Aside from the adventure, romance and aerial battles, this might be Miyazaki’s most intertexual film for Ghibli, since it comes jam-packed full of references – I’m sure I’ve missed some but it feels like there are so many: Hollywood-style movie posters, Gina’s lounge-singing scene, the Disney and Betty Boop homages in the cinema, the historical context of course and the haunting Roald Dahl scene to name a few. I guess there’s also a few in-jokes, and maybe Fio hearkens back to Nausicaa somewhat, in the way that the fist fight looks back to Miyazaki’s earlier work too. In fact, there’s one of his quotes that I found when I went digging:
“When a man becomes middle-aged, he becomes a pig”
And I wonder if middle age (I guess he was around 50 at the time) influenced a lot of the nostalgia found in the movie? (As opposed to Miyazaki claiming that he himself was a pig).
The richness of the allusions continue to Joe Hisashi’s soundtrack too – which is perhaps not as lush as that of Howl’s Moving Castle, but when I listen to it now I wonder if it isn’t more romantic? So much is beautiful:
But there’s also the moments like this, to circle back to the allusions, where it seems Hisaishi is channeling Flight of the Bumblebee:
And I’m sure there are other aspects I missed there, but since this ended up being far longer than I first imagined, I think I’ll wrap it up now and just say that I love this movie 😀
I definitely enjoyed this film, as I tend to gravitate toward stories that are about artists of just about any form, but this was bright and memorable for me in terms of visuals and characters too, if not the storyline, precisely. More on that below however.
Obviously I’m hardly qualified to discuss the
source material in terms of its balance between historical fact and drama, but I
wouldn’t say I was surprised to see Hokusai often relied on his daughter to

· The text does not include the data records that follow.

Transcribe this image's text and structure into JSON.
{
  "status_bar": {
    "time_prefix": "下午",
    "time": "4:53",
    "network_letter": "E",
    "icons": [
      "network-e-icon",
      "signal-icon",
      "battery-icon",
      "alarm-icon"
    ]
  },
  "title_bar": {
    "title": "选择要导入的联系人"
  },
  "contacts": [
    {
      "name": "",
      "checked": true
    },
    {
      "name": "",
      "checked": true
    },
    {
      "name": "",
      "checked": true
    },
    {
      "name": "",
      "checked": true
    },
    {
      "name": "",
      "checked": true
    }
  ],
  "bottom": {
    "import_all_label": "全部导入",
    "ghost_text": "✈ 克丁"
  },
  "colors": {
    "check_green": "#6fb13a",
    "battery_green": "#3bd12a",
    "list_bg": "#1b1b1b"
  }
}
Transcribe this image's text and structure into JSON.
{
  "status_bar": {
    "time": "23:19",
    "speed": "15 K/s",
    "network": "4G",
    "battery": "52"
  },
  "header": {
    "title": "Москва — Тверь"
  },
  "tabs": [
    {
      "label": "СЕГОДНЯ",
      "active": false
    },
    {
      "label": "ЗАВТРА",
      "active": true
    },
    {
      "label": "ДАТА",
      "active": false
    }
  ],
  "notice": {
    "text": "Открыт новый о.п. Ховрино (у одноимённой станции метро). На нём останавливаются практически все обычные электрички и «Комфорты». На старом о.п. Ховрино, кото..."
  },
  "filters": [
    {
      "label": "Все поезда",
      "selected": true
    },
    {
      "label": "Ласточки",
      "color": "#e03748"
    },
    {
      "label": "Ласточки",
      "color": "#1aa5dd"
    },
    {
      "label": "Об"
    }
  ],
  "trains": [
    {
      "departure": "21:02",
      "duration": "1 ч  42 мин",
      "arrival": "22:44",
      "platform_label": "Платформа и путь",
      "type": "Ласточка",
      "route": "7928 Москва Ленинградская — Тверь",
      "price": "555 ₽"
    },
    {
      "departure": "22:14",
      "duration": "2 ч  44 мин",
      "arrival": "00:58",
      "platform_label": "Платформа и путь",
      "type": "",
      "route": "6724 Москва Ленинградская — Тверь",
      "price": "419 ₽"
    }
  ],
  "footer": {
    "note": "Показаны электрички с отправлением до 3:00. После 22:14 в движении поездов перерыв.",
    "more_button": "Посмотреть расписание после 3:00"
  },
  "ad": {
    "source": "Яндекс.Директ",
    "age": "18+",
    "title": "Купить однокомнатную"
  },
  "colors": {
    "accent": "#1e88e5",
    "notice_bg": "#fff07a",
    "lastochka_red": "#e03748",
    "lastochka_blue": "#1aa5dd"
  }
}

finish commissions and so Ōi’s work probably went unrecognised fairly often.
Though that wasn’t precisely the main source
of tension in the film for me, I think the family relationships and Ōi’s
efforts to help her younger sister took up a bigger portion – that and Ōi’s
personal struggles with her work and identity. I know some folks didn’t enjoy
the episodic nature of the storytelling and maybe I personally would have
preferred a more conventional approach in some ways, because I think I’m
somewhat conditioned to expect that when a film is biographical.
And yet, asking and expecting that would kinda
be a bit reductive of me… because in a way, I think the film now rests in my
memory as a collection of impressionistic moments that aren’t necessarily
connected to the cause and effect of a traditional linear narrative, and that’s
probably just as impactful anyway!
Overall, I think I was most excited to be offered a look at the lifestyles of painters during the Edo period and ended up really enjoying the detours into mythology, along with the actual artworks themselves of course.
Definitely recommended if you like somewhat
meandering family dramas or biographical films that don’t precisely play out in
a typical fashion.